EXERCISE DIRECTIONS —
In the records that follow, locate every line with "Reiki" and extract it.

(Beginning of INFORMATION SHOWN)

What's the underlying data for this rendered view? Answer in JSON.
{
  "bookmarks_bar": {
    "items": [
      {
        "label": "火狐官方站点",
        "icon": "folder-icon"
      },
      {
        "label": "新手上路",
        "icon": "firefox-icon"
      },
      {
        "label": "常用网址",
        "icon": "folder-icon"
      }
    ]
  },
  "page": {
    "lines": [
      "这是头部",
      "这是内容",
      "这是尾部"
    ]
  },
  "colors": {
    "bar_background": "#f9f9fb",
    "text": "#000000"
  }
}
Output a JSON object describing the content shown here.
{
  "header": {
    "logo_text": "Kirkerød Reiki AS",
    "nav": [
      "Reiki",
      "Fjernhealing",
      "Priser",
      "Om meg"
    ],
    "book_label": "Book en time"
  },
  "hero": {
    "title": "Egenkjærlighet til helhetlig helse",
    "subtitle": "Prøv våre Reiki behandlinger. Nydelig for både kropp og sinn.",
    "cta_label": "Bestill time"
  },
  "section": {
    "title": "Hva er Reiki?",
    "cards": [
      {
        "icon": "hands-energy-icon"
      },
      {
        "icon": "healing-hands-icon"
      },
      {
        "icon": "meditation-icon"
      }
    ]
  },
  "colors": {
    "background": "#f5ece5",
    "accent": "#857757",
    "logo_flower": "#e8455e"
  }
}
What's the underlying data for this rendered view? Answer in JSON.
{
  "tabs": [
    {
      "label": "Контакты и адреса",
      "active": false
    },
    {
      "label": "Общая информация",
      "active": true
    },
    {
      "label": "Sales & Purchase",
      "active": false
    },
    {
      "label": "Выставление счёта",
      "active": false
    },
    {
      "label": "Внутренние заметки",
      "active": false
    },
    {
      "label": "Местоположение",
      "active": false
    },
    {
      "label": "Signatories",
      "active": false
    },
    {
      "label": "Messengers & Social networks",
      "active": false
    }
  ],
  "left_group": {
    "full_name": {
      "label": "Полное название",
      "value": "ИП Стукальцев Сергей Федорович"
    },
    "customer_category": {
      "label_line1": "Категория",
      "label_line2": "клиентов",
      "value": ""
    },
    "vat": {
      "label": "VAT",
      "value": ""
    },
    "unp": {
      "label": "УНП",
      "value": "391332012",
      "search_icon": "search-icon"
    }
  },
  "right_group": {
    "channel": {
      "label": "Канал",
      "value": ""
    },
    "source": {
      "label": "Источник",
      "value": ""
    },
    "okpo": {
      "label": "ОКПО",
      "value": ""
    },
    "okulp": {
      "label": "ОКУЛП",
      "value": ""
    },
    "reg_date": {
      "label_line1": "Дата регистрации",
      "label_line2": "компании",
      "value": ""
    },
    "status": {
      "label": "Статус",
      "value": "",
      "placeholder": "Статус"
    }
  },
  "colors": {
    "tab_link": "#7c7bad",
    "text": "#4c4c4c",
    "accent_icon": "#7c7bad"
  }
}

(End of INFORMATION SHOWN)

RESULT OF THE EXERCISE —
    "logo_text": "Kirkerød Reiki AS",
      "Reiki",
    "subtitle": "Prøv våre Reiki behandlinger. Nydelig for både kropp og sinn.",
    "title": "Hva er Reiki?",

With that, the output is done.